In this video, Mandy Huth explores the right to object. Learn when objection applies, when a controller must cease processing, and exceptions to the rule.
- [Instructor] Article 21 covers the situations…when a data subject can object to data processing…of their personal data.…Objection applies based on legitimate or public interest.…One situation included in objection…is for direct marketing purposes.…A data subject can object to this at any time.…Other situations are for society services…and for scientific or research purposes.…Once a request for objection is received,…the controller must stop their processing activities.…
Normal guidelines would apply…unless the controller can prove…a convincing alternate scenario…whereby processing should continue.…There are two principle scenarios for this situation.…The first is based on requirement.…If the controller needs to process data…based on their legal rights, then objection is overridden.…The other is grounds.…Sometimes there are situations…where processing data can be for a greater good,…that overrides an individual data subject's rights.…
An example of this may be health information…that maps to a larger issue like a pandemic.…
DISCLAIMER: Neither LinkedIn nor the instructor represents you, and they are not giving legal advice. The information conveyed through this course is not intended to give legal advice, but instead to communicate information to help viewers understand the basics of the topic presented. Certain concepts may not apply in all countries. The views (and legal interpretations) presented in this course do not necessarily represent the views of LinkedIn or Lynda.com.
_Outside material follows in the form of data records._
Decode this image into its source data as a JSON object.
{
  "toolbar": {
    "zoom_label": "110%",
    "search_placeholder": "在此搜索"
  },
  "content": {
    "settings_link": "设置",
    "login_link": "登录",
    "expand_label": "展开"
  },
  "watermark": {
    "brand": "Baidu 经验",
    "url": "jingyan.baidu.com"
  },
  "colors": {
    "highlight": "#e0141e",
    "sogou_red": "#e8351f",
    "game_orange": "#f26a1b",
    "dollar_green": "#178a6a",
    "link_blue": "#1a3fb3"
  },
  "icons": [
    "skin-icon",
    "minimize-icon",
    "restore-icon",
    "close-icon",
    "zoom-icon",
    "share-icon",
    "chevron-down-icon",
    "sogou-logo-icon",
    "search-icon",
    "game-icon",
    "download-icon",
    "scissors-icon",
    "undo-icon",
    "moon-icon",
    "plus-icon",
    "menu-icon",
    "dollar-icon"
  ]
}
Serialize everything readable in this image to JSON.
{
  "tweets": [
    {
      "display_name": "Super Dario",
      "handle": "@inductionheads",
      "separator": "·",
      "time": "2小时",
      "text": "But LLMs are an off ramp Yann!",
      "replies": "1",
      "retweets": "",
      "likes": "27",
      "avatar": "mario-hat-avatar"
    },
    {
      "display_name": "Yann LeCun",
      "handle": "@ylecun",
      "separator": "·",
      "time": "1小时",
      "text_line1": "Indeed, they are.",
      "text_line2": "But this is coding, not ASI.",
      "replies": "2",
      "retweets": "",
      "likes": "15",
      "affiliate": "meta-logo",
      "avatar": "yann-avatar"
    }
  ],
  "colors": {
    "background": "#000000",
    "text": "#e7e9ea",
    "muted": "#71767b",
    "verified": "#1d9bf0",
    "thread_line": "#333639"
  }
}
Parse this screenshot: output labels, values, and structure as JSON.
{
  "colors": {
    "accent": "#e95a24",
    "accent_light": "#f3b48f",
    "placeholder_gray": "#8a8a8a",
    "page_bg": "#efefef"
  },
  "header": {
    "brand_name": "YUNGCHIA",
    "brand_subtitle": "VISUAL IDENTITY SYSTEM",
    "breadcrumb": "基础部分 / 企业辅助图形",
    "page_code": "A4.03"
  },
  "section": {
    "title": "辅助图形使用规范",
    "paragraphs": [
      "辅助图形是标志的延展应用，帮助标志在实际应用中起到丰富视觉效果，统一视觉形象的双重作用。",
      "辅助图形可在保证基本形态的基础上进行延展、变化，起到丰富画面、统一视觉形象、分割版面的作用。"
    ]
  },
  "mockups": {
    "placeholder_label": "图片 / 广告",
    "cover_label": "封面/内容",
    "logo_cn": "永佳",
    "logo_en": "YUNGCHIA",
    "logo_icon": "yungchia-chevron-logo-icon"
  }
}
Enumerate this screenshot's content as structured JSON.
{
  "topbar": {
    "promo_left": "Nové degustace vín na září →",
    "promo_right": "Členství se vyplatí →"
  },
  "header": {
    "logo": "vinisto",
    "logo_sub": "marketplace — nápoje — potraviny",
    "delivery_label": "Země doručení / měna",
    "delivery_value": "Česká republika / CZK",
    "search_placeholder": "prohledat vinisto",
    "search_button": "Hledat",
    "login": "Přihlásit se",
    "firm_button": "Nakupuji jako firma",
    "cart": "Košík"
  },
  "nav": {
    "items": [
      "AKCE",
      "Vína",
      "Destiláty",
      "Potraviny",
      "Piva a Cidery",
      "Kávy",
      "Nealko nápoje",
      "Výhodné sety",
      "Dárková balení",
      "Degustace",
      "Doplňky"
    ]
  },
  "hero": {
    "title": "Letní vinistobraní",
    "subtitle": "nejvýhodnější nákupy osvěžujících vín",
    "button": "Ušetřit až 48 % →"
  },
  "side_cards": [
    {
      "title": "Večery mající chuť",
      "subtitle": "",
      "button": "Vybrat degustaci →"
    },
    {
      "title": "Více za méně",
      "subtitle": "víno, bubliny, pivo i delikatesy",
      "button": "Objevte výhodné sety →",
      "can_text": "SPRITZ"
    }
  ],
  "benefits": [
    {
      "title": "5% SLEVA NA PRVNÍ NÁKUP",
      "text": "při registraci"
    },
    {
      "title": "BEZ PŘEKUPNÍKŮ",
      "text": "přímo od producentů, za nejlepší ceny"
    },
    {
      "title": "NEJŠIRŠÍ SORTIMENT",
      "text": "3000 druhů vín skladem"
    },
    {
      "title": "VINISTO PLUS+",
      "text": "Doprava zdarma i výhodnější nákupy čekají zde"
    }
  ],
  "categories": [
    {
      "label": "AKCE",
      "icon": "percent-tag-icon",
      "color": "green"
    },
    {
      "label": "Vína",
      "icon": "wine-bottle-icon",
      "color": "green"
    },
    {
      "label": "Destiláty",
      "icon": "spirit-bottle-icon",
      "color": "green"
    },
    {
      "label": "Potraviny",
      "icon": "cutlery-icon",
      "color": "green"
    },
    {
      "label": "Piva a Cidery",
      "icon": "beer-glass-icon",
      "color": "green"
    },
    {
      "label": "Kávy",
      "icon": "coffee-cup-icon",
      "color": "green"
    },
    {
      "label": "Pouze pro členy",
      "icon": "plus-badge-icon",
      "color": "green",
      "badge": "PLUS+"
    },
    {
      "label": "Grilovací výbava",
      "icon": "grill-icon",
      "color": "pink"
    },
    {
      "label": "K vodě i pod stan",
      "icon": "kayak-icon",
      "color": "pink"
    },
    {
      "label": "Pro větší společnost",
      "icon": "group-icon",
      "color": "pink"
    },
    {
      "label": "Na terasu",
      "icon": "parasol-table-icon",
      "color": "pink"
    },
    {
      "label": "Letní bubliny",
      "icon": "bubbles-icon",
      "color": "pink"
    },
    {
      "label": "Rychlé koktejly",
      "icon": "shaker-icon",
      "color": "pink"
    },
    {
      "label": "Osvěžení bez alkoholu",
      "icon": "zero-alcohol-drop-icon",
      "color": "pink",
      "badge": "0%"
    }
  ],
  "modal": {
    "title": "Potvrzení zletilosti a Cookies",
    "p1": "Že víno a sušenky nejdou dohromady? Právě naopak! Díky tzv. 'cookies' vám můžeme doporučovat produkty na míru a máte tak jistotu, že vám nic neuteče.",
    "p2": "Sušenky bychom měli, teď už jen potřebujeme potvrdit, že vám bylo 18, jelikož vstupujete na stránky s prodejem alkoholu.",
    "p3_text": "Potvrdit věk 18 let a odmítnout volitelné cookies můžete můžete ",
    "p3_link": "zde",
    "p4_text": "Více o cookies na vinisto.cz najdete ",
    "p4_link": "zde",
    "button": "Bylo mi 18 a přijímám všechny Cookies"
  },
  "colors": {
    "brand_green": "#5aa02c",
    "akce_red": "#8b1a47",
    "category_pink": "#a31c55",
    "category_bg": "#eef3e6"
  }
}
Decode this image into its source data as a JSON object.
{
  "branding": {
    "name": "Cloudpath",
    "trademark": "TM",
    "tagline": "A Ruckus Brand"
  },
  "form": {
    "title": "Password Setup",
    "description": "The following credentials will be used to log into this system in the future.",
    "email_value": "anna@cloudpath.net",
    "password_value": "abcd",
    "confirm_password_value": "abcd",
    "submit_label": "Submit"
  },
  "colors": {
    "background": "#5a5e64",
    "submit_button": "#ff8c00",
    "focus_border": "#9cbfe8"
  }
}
- Compliance deadlines and penalties
- Data controllers and data processors under GDPR
- Exploring the role of the data protection office
- Technical measures outlined in the GDPR
- Reviewing the right to be forgotten and the situations that allow erasure
- Rules for children under the age of 16
- Breach notification